━━━━━ LISTED ENTRIES

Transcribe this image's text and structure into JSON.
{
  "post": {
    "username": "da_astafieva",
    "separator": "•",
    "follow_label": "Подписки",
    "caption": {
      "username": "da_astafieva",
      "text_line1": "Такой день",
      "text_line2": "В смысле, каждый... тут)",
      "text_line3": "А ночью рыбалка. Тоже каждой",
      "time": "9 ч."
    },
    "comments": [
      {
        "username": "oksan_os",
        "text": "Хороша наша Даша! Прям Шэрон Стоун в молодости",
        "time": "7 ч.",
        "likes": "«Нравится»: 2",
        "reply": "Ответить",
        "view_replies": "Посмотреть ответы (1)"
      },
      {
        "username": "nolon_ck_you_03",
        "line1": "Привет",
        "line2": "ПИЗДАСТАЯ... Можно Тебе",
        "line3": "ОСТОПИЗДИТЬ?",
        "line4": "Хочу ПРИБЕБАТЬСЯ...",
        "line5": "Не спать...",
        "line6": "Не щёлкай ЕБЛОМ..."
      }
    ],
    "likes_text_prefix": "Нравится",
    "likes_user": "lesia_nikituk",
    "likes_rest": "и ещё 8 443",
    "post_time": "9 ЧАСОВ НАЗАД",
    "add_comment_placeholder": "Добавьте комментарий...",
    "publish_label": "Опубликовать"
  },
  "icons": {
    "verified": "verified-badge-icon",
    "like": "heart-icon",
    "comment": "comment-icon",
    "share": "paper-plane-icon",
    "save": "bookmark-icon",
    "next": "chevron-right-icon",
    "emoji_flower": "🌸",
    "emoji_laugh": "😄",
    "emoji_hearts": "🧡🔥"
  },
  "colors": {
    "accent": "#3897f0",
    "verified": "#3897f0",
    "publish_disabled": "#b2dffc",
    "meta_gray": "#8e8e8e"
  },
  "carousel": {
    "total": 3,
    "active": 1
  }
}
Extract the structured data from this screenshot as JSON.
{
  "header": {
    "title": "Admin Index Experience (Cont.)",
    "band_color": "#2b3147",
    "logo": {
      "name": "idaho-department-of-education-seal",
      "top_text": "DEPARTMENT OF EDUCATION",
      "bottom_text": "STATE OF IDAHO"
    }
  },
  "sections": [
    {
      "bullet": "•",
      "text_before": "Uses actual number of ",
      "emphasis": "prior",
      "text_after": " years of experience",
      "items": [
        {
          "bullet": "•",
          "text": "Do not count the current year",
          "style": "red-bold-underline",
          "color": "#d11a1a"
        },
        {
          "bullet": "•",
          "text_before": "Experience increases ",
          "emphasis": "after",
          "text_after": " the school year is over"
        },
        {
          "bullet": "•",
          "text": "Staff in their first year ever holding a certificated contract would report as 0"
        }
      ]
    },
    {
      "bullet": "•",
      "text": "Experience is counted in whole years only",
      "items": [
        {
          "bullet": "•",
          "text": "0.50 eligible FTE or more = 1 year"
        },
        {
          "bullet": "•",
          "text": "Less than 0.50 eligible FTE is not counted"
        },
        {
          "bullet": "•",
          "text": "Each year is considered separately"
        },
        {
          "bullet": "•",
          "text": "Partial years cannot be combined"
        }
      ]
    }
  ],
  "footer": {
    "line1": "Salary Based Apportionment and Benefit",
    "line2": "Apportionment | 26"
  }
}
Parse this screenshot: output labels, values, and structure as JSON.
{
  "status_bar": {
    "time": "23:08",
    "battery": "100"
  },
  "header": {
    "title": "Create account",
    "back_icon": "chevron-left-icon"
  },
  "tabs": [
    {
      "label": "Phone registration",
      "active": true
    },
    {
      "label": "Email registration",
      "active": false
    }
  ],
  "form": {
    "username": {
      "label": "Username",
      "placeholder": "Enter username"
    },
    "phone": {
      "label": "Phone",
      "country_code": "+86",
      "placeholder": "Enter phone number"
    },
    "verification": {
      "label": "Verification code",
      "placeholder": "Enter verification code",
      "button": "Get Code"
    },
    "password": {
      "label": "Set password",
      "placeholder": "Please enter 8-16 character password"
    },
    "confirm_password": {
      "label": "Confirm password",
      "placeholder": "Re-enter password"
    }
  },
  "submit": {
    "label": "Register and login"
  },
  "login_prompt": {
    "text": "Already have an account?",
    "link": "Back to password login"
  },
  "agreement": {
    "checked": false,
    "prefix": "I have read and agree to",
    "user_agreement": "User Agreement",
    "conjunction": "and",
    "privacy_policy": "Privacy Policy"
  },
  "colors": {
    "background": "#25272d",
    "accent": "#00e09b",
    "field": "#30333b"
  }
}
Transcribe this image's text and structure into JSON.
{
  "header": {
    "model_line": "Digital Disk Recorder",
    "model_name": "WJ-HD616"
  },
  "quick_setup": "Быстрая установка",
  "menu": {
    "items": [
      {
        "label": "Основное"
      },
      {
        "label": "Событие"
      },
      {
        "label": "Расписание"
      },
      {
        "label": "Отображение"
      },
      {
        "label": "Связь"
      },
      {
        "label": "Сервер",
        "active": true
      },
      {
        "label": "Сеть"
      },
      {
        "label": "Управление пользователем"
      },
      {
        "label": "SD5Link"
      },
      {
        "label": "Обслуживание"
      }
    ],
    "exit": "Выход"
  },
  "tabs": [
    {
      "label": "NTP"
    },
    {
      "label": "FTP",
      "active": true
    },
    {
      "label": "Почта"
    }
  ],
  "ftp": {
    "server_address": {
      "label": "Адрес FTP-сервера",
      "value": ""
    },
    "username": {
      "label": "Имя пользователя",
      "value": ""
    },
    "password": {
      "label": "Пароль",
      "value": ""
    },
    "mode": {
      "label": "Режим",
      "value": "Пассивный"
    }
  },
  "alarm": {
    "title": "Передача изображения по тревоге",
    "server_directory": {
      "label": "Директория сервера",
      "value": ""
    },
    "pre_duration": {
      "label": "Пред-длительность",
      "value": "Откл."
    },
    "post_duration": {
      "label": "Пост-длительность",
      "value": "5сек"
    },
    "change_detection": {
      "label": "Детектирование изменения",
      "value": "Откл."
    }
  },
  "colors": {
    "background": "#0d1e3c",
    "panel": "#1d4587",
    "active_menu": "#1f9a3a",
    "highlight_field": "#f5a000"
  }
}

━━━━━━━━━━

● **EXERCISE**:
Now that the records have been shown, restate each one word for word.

● **TASK OUTPUT**:
Transcribe this image's text and structure into JSON.
{
  "post": {
    "username": "da_astafieva",
    "separator": "•",
    "follow_label": "Подписки",
    "caption": {
      "username": "da_astafieva",
      "text_line1": "Такой день",
      "text_line2": "В смысле, каждый... тут)",
      "text_line3": "А ночью рыбалка. Тоже каждой",
      "time": "9 ч."
    },
    "comments": [
      {
        "username": "oksan_os",
        "text": "Хороша наша Даша! Прям Шэрон Стоун в молодости",
        "time": "7 ч.",
        "likes": "«Нравится»: 2",
        "reply": "Ответить",
        "view_replies": "Посмотреть ответы (1)"
      },
      {
        "username": "nolon_ck_you_03",
        "line1": "Привет",
        "line2": "ПИЗДАСТАЯ... Можно Тебе",
        "line3": "ОСТОПИЗДИТЬ?",
        "line4": "Хочу ПРИБЕБАТЬСЯ...",
        "line5": "Не спать...",
        "line6": "Не щёлкай ЕБЛОМ..."
      }
    ],
    "likes_text_prefix": "Нравится",
    "likes_user": "lesia_nikituk",
    "likes_rest": "и ещё 8 443",
    "post_time": "9 ЧАСОВ НАЗАД",
    "add_comment_placeholder": "Добавьте комментарий...",
    "publish_label": "Опубликовать"
  },
  "icons": {
    "verified": "verified-badge-icon",
    "like": "heart-icon",
    "comment": "comment-icon",
    "share": "paper-plane-icon",
    "save": "bookmark-icon",
    "next": "chevron-right-icon",
    "emoji_flower": "🌸",
    "emoji_laugh": "😄",
    "emoji_hearts": "🧡🔥"
  },
  "colors": {
    "accent": "#3897f0",
    "verified": "#3897f0",
    "publish_disabled": "#b2dffc",
    "meta_gray": "#8e8e8e"
  },
  "carousel": {
    "total": 3,
    "active": 1
  }
}
Extract the structured data from this screenshot as JSON.
{
  "header": {
    "title": "Admin Index Experience (Cont.)",
    "band_color": "#2b3147",
    "logo": {
      "name": "idaho-department-of-education-seal",
      "top_text": "DEPARTMENT OF EDUCATION",
      "bottom_text": "STATE OF IDAHO"
    }
  },
  "sections": [
    {
      "bullet": "•",
      "text_before": "Uses actual number of ",
      "emphasis": "prior",
      "text_after": " years of experience",
      "items": [
        {
          "bullet": "•",
          "text": "Do not count the current year",
          "style": "red-bold-underline",
          "color": "#d11a1a"
        },
        {
          "bullet": "•",
          "text_before": "Experience increases ",
          "emphasis": "after",
          "text_after": " the school year is over"
        },
        {
          "bullet": "•",
          "text": "Staff in their first year ever holding a certificated contract would report as 0"
        }
      ]
    },
    {
      "bullet": "•",
      "text": "Experience is counted in whole years only",
      "items": [
        {
          "bullet": "•",
          "text": "0.50 eligible FTE or more = 1 year"
        },
        {
          "bullet": "•",
          "text": "Less than 0.50 eligible FTE is not counted"
        },
        {
          "bullet": "•",
          "text": "Each year is considered separately"
        },
        {
          "bullet": "•",
          "text": "Partial years cannot be combined"
        }
      ]
    }
  ],
  "footer": {
    "line1": "Salary Based Apportionment and Benefit",
    "line2": "Apportionment | 26"
  }
}
Parse this screenshot: output labels, values, and structure as JSON.
{
  "status_bar": {
    "time": "23:08",
    "battery": "100"
  },
  "header": {
    "title": "Create account",
    "back_icon": "chevron-left-icon"
  },
  "tabs": [
    {
      "label": "Phone registration",
      "active": true
    },
    {
      "label": "Email registration",
      "active": false
    }
  ],
  "form": {
    "username": {
      "label": "Username",
      "placeholder": "Enter username"
    },
    "phone": {
      "label": "Phone",
      "country_code": "+86",
      "placeholder": "Enter phone number"
    },
    "verification": {
      "label": "Verification code",
      "placeholder": "Enter verification code",
      "button": "Get Code"
    },
    "password": {
      "label": "Set password",
      "placeholder": "Please enter 8-16 character password"
    },
    "confirm_password": {
      "label": "Confirm password",
      "placeholder": "Re-enter password"
    }
  },
  "submit": {
    "label": "Register and login"
  },
  "login_prompt": {
    "text": "Already have an account?",
    "link": "Back to password login"
  },
  "agreement": {
    "checked": false,
    "prefix": "I have read and agree to",
    "user_agreement": "User Agreement",
    "conjunction": "and",
    "privacy_policy": "Privacy Policy"
  },
  "colors": {
    "background": "#25272d",
    "accent": "#00e09b",
    "field": "#30333b"
  }
}
Transcribe this image's text and structure into JSON.
{
  "header": {
    "model_line": "Digital Disk Recorder",
    "model_name": "WJ-HD616"
  },
  "quick_setup": "Быстрая установка",
  "menu": {
    "items": [
      {
        "label": "Основное"
      },
      {
        "label": "Событие"
      },
      {
        "label": "Расписание"
      },
      {
        "label": "Отображение"
      },
      {
        "label": "Связь"
      },
      {
        "label": "Сервер",
        "active": true
      },
      {
        "label": "Сеть"
      },
      {
        "label": "Управление пользователем"
      },
      {
        "label": "SD5Link"
      },
      {
        "label": "Обслуживание"
      }
    ],
    "exit": "Выход"
  },
  "tabs": [
    {
      "label": "NTP"
    },
    {
      "label": "FTP",
      "active": true
    },
    {
      "label": "Почта"
    }
  ],
  "ftp": {
    "server_address": {
      "label": "Адрес FTP-сервера",
      "value": ""
    },
    "username": {
      "label": "Имя пользователя",
      "value": ""
    },
    "password": {
      "label": "Пароль",
      "value": ""
    },
    "mode": {
      "label": "Режим",
      "value": "Пассивный"
    }
  },
  "alarm": {
    "title": "Передача изображения по тревоге",
    "server_directory": {
      "label": "Директория сервера",
      "value": ""
    },
    "pre_duration": {
      "label": "Пред-длительность",
      "value": "Откл."
    },
    "post_duration": {
      "label": "Пост-длительность",
      "value": "5сек"
    },
    "change_detection": {
      "label": "Детектирование изменения",
      "value": "Откл."
    }
  },
  "colors": {
    "background": "#0d1e3c",
    "panel": "#1d4587",
    "active_menu": "#1f9a3a",
    "highlight_field": "#f5a000"
  }
}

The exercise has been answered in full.